Children and young people can be encouraged to use this focus on breathing in their daily life when they are feeling worried or angry or before starting homework or going to sleep.
"When I am mad or sad I practice mindfulness. First you have to close your eyes. Then you breathe out and in"
Child on Mindful Schools Program
This can be useful for children and young people who find it difficult to sit still. It helps them become more aware of their body.
Ask the children to walk around a room. Ask them to lift one foot at a time slowly and carefully as if walking on eggshells or walking in slow motion. Ask them to place their foot down smoothly and slowly. Then ask them to take a step with the other foot the same distance ahead. Ask them to feel every muscle in their legs while they walk and every shift in body weight. Ask them to feel their hands and arms in space. You can ask them to move a bit faster, then more slowly again. Tell them that, if they begin to think about other things, they should gently allow these thoughts to pass, then return their attention to their body.
This exercise aims to make children and young people more aware of an object in their environment - a raisin - then to become aware of their own experience of that object. This can be done with an individual child or with a group or class.
Give each child two raisins.
You can use the following script, adapted from Jon Kabat-Zinn’s book "Full Catastrophe Living: Using the Wisdom of Your Body and Mind to Face Stress, Pain and Illness", or an adaptation of this, depending on the age of the children or young people.

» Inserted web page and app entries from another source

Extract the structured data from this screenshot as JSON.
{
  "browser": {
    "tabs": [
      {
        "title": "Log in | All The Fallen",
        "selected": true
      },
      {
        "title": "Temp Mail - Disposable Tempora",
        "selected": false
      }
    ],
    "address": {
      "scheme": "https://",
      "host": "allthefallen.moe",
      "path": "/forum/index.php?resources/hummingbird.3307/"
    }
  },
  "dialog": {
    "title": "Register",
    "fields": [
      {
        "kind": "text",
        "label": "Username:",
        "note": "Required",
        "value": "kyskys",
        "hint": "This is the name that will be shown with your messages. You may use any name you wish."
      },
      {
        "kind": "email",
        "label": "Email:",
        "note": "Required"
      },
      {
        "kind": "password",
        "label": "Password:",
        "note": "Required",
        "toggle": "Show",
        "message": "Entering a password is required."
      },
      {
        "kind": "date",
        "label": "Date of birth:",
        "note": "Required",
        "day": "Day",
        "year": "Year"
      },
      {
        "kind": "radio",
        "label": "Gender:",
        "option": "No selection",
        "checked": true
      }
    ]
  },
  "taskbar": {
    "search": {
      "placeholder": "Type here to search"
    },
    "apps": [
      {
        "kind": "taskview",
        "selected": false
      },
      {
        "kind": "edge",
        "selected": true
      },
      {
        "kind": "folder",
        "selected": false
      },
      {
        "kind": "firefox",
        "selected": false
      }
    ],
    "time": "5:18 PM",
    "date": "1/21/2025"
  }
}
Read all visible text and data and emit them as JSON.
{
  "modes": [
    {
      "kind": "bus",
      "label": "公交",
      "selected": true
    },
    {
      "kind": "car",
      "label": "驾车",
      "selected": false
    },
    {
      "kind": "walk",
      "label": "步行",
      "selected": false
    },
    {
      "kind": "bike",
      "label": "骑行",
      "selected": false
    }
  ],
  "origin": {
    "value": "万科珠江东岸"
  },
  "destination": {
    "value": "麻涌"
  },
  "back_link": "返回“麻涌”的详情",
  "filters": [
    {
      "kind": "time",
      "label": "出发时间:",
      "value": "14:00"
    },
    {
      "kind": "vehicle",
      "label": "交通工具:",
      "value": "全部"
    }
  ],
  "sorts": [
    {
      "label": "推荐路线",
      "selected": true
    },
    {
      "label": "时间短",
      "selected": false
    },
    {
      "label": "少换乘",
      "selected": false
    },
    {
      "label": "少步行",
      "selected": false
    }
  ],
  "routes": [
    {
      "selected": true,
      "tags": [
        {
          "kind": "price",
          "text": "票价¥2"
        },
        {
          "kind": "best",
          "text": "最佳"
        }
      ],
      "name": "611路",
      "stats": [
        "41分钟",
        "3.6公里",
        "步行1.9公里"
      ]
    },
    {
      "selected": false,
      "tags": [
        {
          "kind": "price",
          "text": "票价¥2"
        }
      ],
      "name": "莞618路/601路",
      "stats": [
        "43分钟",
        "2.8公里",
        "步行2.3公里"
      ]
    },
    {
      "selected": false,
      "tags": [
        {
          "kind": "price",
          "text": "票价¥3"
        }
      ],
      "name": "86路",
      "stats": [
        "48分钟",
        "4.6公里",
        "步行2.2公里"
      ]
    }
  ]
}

"Look at the raisins carefully as if you have never seen one before. Pick up one raisin and feel it between your fingers and notice its colours. Be aware of any thoughts you have about the raisin. Be aware if you are thinking about liking or not liking raisins. Lift the raisin to your nose and smell it for a while. Then bring it to your lips. Be aware of your arm moving your hand into the right place for your mouth. Notice if your mouth is salivating to get ready for eating. Put the raisin into your mouth and chew it slowly. Experience the actual taste of the raisin. Hold it in your mouth. When you feel ready to swallow, feel your throat getting ready to swallow. When you are ready, pick up the second raisin and do all this again, as if this is now the first raisin you have ever seen."
Paying attention to how we think
Becoming more mindful involves understanding that we produce our thoughts - they are not who we are, they are just something that we do. Once we understand this, it is easier to push any negative thoughts out of our mind. Once the child or young person has learnt to keep awareness on the present moment by focusing on their breath, you can then help them become aware of their thoughts and feelings. You can use the following exercise:
"Close your eyes and say to yourself: 'I wonder what my next thought is going to be?' Then focus very carefully, waiting for the next thought - like a cat watching a mouse hole. I wonder what thought is going to come out of the mouse hole?"
The WOW! Factor
What are the things that fill you with wonder? Is it a rainbow, how you breathe, a new-born baby, a mountain, the sea, a butterfly, a forest of bluebells, a whale? You can do this next exercise in a group or on your own.
What you need:
What you do:
Things to talk about together:
You can get lots more ideas for developing mindfulness for yourself and for children and young people in the following resources:
You may want to have a look at the following apps to help introduce you to guided mindfulness practices: